Bruner (1998) speaks to this point in his constructivist theory asserting that knowledge and reality are constructed through the social activity of the telling of experiences, through the sharing of stories and narratives. I wonder what happened to knowledge and reality for me as the reality I learned in Spanish became limited and lost while a new reality in English was created. One thing I learned about my new reality was that I would become a translator of many things for my mother, suddenly stepping into a caregiver role that I was far from prepared to take up. I can only imagine how this impacted our relationship. My mother’s new reality in the United States was that she would not understand nor be understood. This sense of being unable to understand or be understood became a permanent narrative for her, overriding pre-existing narratives of herself where in fact she was very capable. It seems that for my mother, what she lost in translation was a belief in her ability to learn a new language and be competent in it, despite the reality that she in fact did learn and understand English. An example of this is that after spending over 40 years in this country, my mother continues to speak with a heavy accent. This seems to be a symbolic representation that my mother’s process of acculturation is still in progress and I wonder if perhaps the idea of a complete acculturation, a finished struggle, is more fantasy than real possibility.

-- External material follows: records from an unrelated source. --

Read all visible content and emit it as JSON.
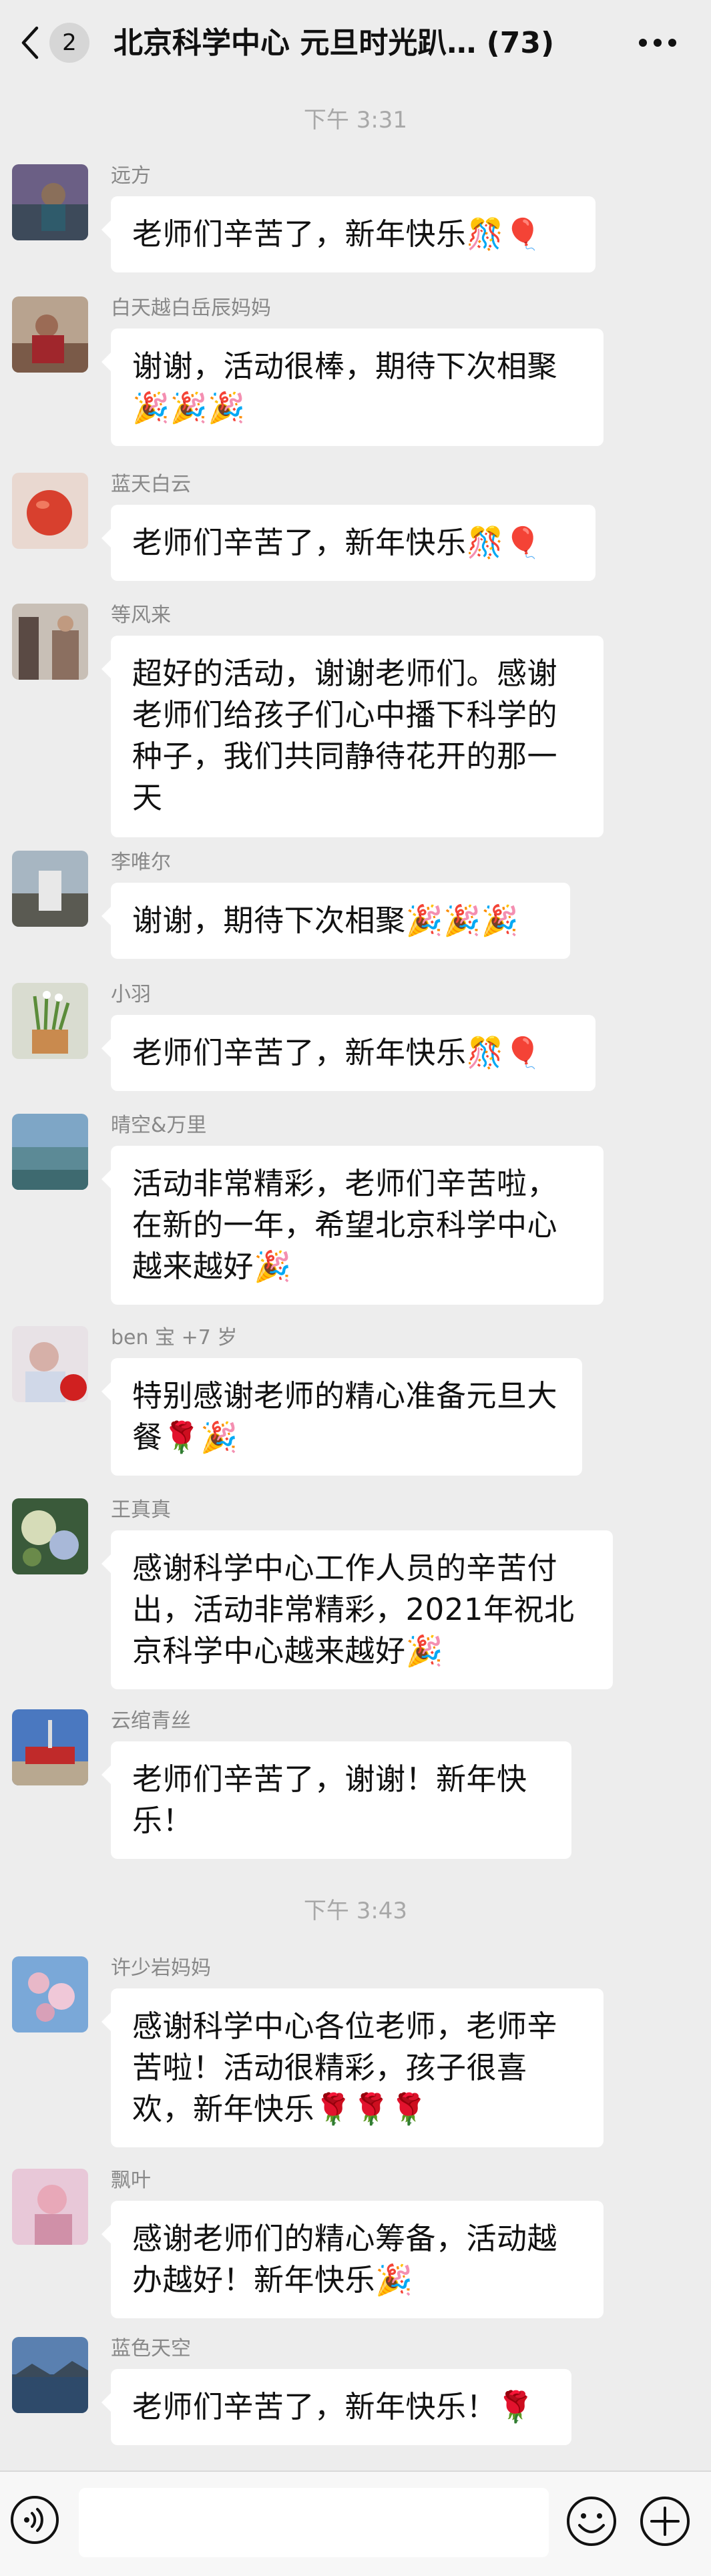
{
  "header": {
    "badge": "2",
    "title": "北京科学中心  元旦时光趴… (73)"
  },
  "time_separators": [
    "下午 3:31",
    "下午 3:43"
  ],
  "messages": [
    {
      "sender": "远方",
      "text": "老师们辛苦了，新年快乐🎊🎈"
    },
    {
      "sender": "白天越白岳辰妈妈",
      "text": "谢谢，活动很棒，期待下次相聚🎉🎉🎉"
    },
    {
      "sender": "蓝天白云",
      "text": "老师们辛苦了，新年快乐🎊🎈"
    },
    {
      "sender": "等风来",
      "text": "超好的活动，谢谢老师们。感谢老师们给孩子们心中播下科学的种子，我们共同静待花开的那一天"
    },
    {
      "sender": "李唯尔",
      "text": "谢谢，期待下次相聚🎉🎉🎉"
    },
    {
      "sender": "小羽",
      "text": "老师们辛苦了，新年快乐🎊🎈"
    },
    {
      "sender": "晴空&万里",
      "text": "活动非常精彩，老师们辛苦啦，在新的一年，希望北京科学中心越来越好🎉"
    },
    {
      "sender": "ben 宝 +7 岁",
      "text": "特别感谢老师的精心准备元旦大餐🌹🎉"
    },
    {
      "sender": "王真真",
      "text": "感谢科学中心工作人员的辛苦付出，活动非常精彩，2021年祝北京科学中心越来越好🎉"
    },
    {
      "sender": "云绾青丝",
      "text": "老师们辛苦了，谢谢！新年快乐！"
    },
    {
      "sender": "许少岩妈妈",
      "text": "感谢科学中心各位老师，老师辛苦啦！活动很精彩，孩子很喜欢，新年快乐🌹🌹🌹"
    },
    {
      "sender": "飘叶",
      "text": "感谢老师们的精心筹备，活动越办越好！新年快乐🎉"
    },
    {
      "sender": "蓝色天空",
      "text": "老师们辛苦了，新年快乐！🌹"
    }
  ],
  "input": {
    "placeholder": ""
  },
  "icons": {
    "back": "chevron-left-icon",
    "more": "more-dots-icon",
    "voice": "voice-icon",
    "emoji": "emoji-icon",
    "plus": "plus-icon"
  },
  "colors": {
    "background": "#ededed",
    "bubble": "#ffffff",
    "sender_text": "#888888",
    "time_text": "#a8a8a8"
  }
}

In the foreword to his collection of essays, Letters of Transit, André Aciman (1997) says, “An accent is the telltale scar left by the unfinished struggle to acquire a new language. An accent marks the lag between two cultures, two languages, the space where you let go of one identity, invent another, and end up being more than one person though never quite two.” I wonder if this is my mother’s experience my experience, and my patients’ experiences.
There is so much more yet to explore about the shifting identities and realities take shape within the code-switching phenomenon for a bilingual therapist. I hope that sharing these associations can help inform ways to better understand what is entailed in providing therapy for bilinguals.